Pesticides are not the best method of dealing with aphids. Because these insects hide underneath foliage, and sometimes inside curled up foliage, they are hard to treat. Most pesticides for use against them are contact pesticides that have to be applied directly to the insect. These are usually light natural oils and fatty salts that effect the membrane of the aphids. Artificial pesticides with residual effect are usually too difficult to apply properly and can injure bee and small bird populations. So if you do decide to spray something for aphid control, make sure that you use the correct control method. And a call to your local company and experts in pest control may be the best solution.
Aphids are an important part of our ecosystem. They provide food for many beneficial insects that are found in our yards and gardens. But as with any insect, overpopulation can make them a problem. Hopefully you have a better understanding of this insect, and how to deal with them!
There is more sound advice for other mindful gardening methods . The section on ‘Ecologically Sound Gardening’ is very relevant
About the Author
Kevin Behe is a pest control technician, business owner, husband and father living here in Tulsa, Oklahoma. He has spent his life traveling through Europe and the Americas searching for life, love and pest control.

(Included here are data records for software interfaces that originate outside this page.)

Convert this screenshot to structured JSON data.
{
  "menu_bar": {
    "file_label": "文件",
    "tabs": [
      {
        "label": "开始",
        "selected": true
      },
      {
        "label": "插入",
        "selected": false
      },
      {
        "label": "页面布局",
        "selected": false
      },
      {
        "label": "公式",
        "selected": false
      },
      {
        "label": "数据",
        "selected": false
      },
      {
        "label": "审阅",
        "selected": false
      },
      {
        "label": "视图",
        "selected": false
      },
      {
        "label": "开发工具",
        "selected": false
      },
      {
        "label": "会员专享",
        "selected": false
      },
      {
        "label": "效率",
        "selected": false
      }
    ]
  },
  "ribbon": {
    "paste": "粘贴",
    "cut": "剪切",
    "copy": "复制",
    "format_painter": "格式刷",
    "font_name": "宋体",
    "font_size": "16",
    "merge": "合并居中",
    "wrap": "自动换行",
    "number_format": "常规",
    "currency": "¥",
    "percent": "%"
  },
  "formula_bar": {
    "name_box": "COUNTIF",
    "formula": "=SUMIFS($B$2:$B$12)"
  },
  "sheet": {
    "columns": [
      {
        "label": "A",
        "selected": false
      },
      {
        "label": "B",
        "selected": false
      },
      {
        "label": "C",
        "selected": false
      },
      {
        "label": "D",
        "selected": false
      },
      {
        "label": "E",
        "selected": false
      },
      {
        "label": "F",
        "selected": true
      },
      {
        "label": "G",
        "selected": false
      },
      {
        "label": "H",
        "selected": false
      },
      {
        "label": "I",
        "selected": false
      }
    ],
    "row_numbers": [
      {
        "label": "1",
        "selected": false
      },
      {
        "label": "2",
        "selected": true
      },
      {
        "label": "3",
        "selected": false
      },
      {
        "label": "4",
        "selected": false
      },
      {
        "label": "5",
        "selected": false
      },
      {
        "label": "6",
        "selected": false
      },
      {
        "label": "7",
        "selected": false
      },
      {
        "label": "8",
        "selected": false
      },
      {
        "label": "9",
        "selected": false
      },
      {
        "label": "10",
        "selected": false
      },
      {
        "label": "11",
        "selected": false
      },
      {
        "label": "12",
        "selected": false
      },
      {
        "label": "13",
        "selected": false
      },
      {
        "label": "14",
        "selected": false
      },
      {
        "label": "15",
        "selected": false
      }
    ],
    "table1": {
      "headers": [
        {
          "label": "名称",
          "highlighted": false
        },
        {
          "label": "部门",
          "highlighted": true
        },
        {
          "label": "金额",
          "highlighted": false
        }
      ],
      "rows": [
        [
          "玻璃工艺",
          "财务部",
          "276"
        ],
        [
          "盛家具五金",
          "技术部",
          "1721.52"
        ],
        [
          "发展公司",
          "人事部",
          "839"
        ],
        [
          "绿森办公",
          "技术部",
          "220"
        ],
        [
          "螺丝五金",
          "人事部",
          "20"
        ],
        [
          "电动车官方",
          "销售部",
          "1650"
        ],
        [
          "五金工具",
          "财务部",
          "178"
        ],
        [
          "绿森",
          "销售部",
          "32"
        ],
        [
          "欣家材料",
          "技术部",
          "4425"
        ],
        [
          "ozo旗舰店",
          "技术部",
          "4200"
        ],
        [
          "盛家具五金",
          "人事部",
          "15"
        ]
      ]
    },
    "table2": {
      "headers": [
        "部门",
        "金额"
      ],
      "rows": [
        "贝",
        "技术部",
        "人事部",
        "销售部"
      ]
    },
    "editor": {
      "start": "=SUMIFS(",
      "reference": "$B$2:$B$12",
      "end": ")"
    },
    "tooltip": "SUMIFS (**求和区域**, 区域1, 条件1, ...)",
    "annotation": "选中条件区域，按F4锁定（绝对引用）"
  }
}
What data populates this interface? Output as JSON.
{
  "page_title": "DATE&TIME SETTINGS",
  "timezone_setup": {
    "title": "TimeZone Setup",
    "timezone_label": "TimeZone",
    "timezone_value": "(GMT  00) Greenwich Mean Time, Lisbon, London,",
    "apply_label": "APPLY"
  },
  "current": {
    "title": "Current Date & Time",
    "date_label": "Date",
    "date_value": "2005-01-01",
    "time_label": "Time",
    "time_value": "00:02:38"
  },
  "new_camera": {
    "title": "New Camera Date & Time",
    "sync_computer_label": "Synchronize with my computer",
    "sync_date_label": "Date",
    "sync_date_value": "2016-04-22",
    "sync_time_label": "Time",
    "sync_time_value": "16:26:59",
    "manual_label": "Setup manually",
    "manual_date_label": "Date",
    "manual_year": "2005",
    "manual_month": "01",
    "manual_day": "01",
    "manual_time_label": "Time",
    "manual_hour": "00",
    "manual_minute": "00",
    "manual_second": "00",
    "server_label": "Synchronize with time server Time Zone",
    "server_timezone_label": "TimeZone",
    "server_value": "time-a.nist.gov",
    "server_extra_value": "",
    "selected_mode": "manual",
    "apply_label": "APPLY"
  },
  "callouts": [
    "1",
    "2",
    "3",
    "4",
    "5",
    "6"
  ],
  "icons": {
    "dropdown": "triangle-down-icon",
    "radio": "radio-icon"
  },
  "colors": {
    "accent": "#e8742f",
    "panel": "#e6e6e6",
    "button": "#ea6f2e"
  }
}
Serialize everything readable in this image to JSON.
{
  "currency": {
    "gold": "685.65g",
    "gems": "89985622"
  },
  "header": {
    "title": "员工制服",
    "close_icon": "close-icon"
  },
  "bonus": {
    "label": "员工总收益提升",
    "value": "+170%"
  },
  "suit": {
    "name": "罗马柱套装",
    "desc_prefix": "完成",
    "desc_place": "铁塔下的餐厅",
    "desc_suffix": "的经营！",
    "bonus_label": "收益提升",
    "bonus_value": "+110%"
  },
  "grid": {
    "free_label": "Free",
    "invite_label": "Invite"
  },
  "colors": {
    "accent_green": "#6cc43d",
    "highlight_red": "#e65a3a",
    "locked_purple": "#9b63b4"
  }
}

You can learn more about his company, TermMax Pest Control at his website and FaceBook page.